Life just goes on. It evolves. We get sand and we make pearls. Or not. It’s a choice and I can attest to the fact that it helps to have the input of our loved ones in spirit, to recognize that there really is more to this life than what we see. That’s such a lonely state of being, thinking this is all there is. Knowing there’s more is delicious.

I am grateful, but really, something beyond that. There has to be another word. A devastating, heartbreaking event in 1969 led to some really, really ruinous years after, and ultimately to this life of peace, joy, love, and KNOWing. No fear of death anymore. No fear of anything. There is a sense of certainty about the universe, this life, and what I now know comes after and that is very, very precious. My mother is well. I hope you are too.

audrey

the experience of sharing a death

ghost

I’ve just listened to an excellent podcast, an interview with William Peters, founder of The Shared Crossing Project.  

I’ve long wanted to share a death with someone, so will be taking End of Life Doula Training in San Diego next year. I missed sharing the crossing with my friend, Brenda, in May, and I wasn’t home in time for Grace, who died two weeks after Brenda.

What really struck me were William’s words about seeing our loved ones’ souls leave. I got one of those full body waves of chills, what we call “truth shivers.” William said, “someone might say, ‘I saw my father’s soul leave his body.'” And I have said that, using those very words, in the six years since my father died. Daddy quit breathing and then his face firmed up and reformed in such a way that he looked as if he were 40 again. There was an instant of seeing him as he was, as his ageless soul departed his body, and then it was gone, leaving the softness of a being no longer animated by spirit.

It was the most remarkable experience, a gift, really. If we could all participate in this kind of thing, it would go a long way toward eliminating the fear of death that so many of us carry.

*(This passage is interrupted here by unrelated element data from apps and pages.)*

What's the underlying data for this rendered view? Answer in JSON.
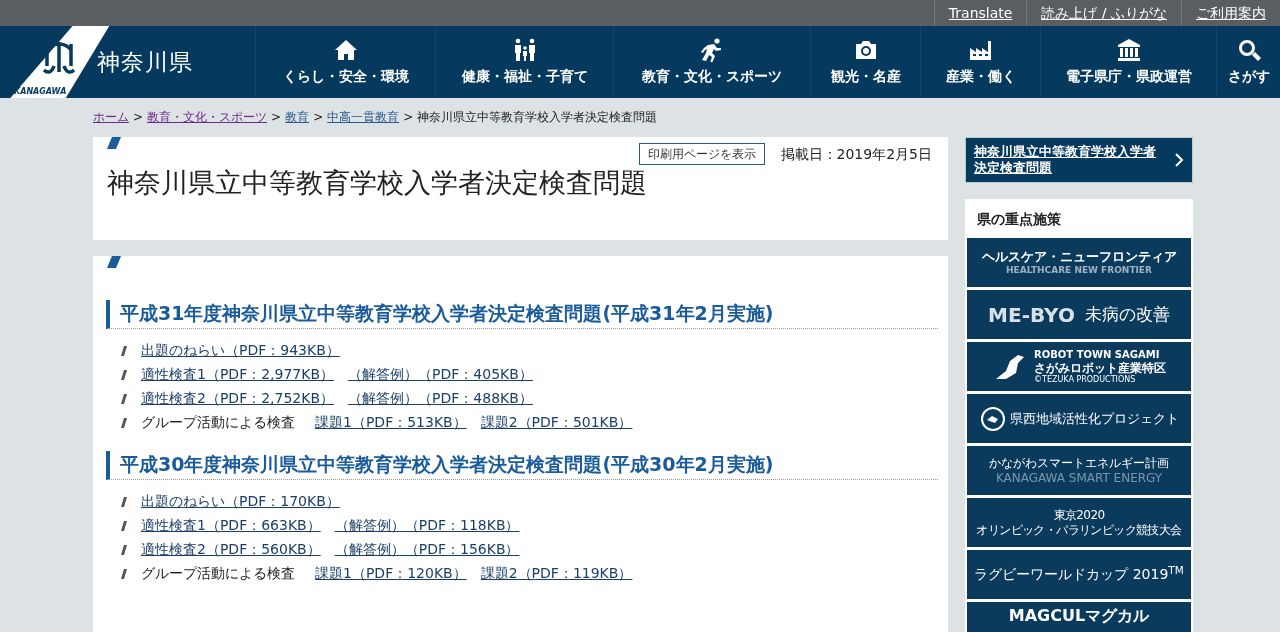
{
  "utility_links": [
    {
      "label": "Translate"
    },
    {
      "label": "読み上げ / ふりがな"
    },
    {
      "label": "ご利用案内"
    }
  ],
  "logo": {
    "name": "神奈川県",
    "caption": "KANAGAWA"
  },
  "nav": [
    {
      "label": "くらし・安全・環境",
      "kind": "home"
    },
    {
      "label": "健康・福祉・子育て",
      "kind": "family"
    },
    {
      "label": "教育・文化・スポーツ",
      "kind": "runner"
    },
    {
      "label": "観光・名産",
      "kind": "camera"
    },
    {
      "label": "産業・働く",
      "kind": "factory"
    },
    {
      "label": "電子県庁・県政運営",
      "kind": "building"
    },
    {
      "label": "さがす",
      "kind": "search"
    }
  ],
  "breadcrumb_separator": ">",
  "breadcrumb": [
    {
      "label": "ホーム",
      "visited": true
    },
    {
      "label": "教育・文化・スポーツ",
      "visited": true
    },
    {
      "label": "教育",
      "visited": false
    },
    {
      "label": "中高一貫教育",
      "visited": false
    },
    {
      "label": "神奈川県立中等教育学校入学者決定検査問題",
      "kind": "current"
    }
  ],
  "page": {
    "print_button": "印刷用ページを表示",
    "published": "掲載日：2019年2月5日",
    "title": "神奈川県立中等教育学校入学者決定検査問題"
  },
  "sections": [
    {
      "heading": "平成31年度神奈川県立中等教育学校入学者決定検査問題(平成31年2月実施)",
      "items": [
        {
          "links": [
            "出題のねらい（PDF：943KB）"
          ]
        },
        {
          "links": [
            "適性検査1（PDF：2,977KB）",
            "（解答例）（PDF：405KB）"
          ]
        },
        {
          "links": [
            "適性検査2（PDF：2,752KB）",
            "（解答例）（PDF：488KB）"
          ]
        },
        {
          "label": "グループ活動による検査",
          "links": [
            "課題1（PDF：513KB）",
            "課題2（PDF：501KB）"
          ]
        }
      ]
    },
    {
      "heading": "平成30年度神奈川県立中等教育学校入学者決定検査問題(平成30年2月実施)",
      "items": [
        {
          "links": [
            "出題のねらい（PDF：170KB）"
          ]
        },
        {
          "links": [
            "適性検査1（PDF：663KB）",
            "（解答例）（PDF：118KB）"
          ]
        },
        {
          "links": [
            "適性検査2（PDF：560KB）",
            "（解答例）（PDF：156KB）"
          ]
        },
        {
          "label": "グループ活動による検査",
          "links": [
            "課題1（PDF：120KB）",
            "課題2（PDF：119KB）"
          ]
        }
      ]
    }
  ],
  "sidebar": {
    "current_link": "神奈川県立中等教育学校入学者決定検査問題",
    "heading": "県の重点施策",
    "banners": [
      {
        "kind": "healthcare",
        "lines": [
          "ヘルスケア・ニューフロンティア",
          "HEALTHCARE NEW FRONTIER"
        ]
      },
      {
        "kind": "mebyo",
        "lines": [
          "ME-BYO",
          "未病の改善"
        ]
      },
      {
        "kind": "robot",
        "lines": [
          "ROBOT TOWN SAGAMI",
          "さがみロボット産業特区",
          "©TEZUKA PRODUCTIONS"
        ]
      },
      {
        "kind": "kensei",
        "lines": [
          "県西地域活性化プロジェクト"
        ]
      },
      {
        "kind": "energy",
        "lines": [
          "かながわスマートエネルギー計画",
          "KANAGAWA SMART ENERGY"
        ]
      },
      {
        "kind": "tokyo",
        "lines": [
          "東京2020",
          "オリンピック・パラリンピック競技大会"
        ]
      },
      {
        "kind": "rugby",
        "lines": [
          "ラグビーワールドカップ 2019$^{TM}$"
        ]
      },
      {
        "kind": "magcul",
        "lines": [
          "MAGCULマグカル"
        ]
      }
    ]
  }
}
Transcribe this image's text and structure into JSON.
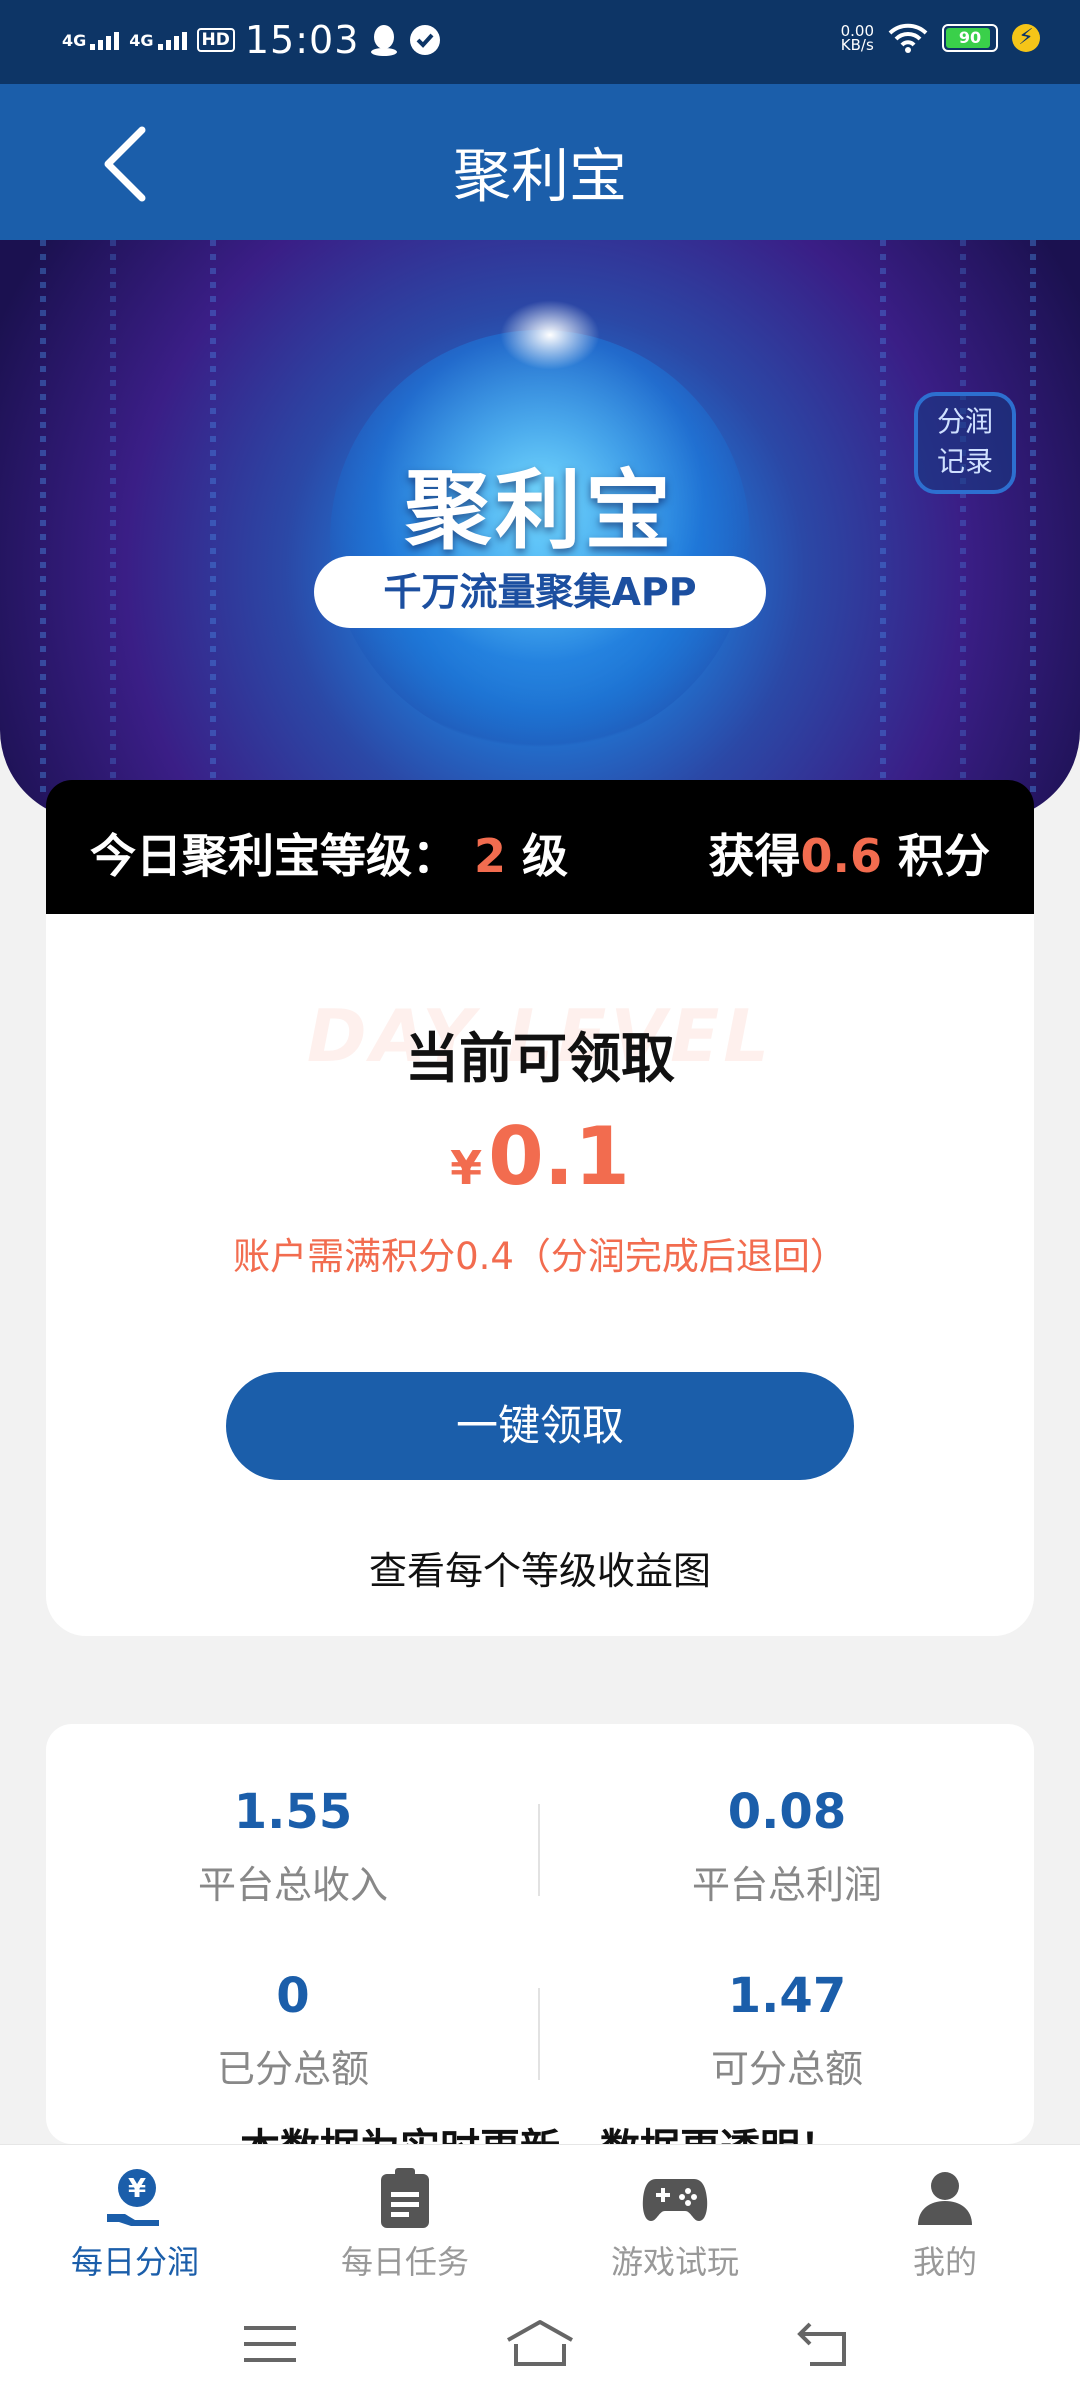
{
  "status_bar": {
    "time": "15:03",
    "signal1": "4G",
    "signal2": "4G",
    "hd": "HD",
    "net_speed_value": "0.00",
    "net_speed_unit": "KB/s",
    "battery": "90",
    "icons": [
      "signal-icon",
      "qq-icon",
      "check-icon",
      "wifi-icon",
      "battery-icon",
      "charging-icon"
    ]
  },
  "appbar": {
    "title": "聚利宝"
  },
  "banner": {
    "logo": "聚利宝",
    "slogan": "千万流量聚集APP",
    "record_line1": "分润",
    "record_line2": "记录"
  },
  "level": {
    "prefix": "今日聚利宝等级：",
    "value": "2",
    "suffix": "级",
    "earn_prefix": "获得",
    "earn_value": "0.6",
    "earn_suffix": "积分"
  },
  "claim": {
    "watermark": "DAY LEVEL",
    "title": "当前可领取",
    "currency": "¥",
    "amount": "0.1",
    "notice": "账户需满积分0.4（分润完成后退回）",
    "button": "一键领取",
    "chart_link": "查看每个等级收益图"
  },
  "stats": [
    {
      "value": "1.55",
      "label": "平台总收入"
    },
    {
      "value": "0.08",
      "label": "平台总利润"
    },
    {
      "value": "0",
      "label": "已分总额"
    },
    {
      "value": "1.47",
      "label": "可分总额"
    }
  ],
  "stats_note": "本数据为实时更新，数据更透明！",
  "tabs": [
    {
      "label": "每日分润",
      "icon": "yen-hand-icon",
      "active": true
    },
    {
      "label": "每日任务",
      "icon": "clipboard-icon",
      "active": false
    },
    {
      "label": "游戏试玩",
      "icon": "gamepad-icon",
      "active": false
    },
    {
      "label": "我的",
      "icon": "user-icon",
      "active": false
    }
  ],
  "colors": {
    "primary": "#1b5eaa",
    "accent": "#f26c4f",
    "statusbar": "#0d3566"
  }
}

Trust: something real departs when the body ceases to breath, and it continues. Sharing this today because I think it’s really, really (REALLY!!) important to talk about death in order to move past fear. John Lennon said “death is like getting out of one car and into another.” And we’ve done it hundreds, thousands of times before. Fear less in this life. All is well.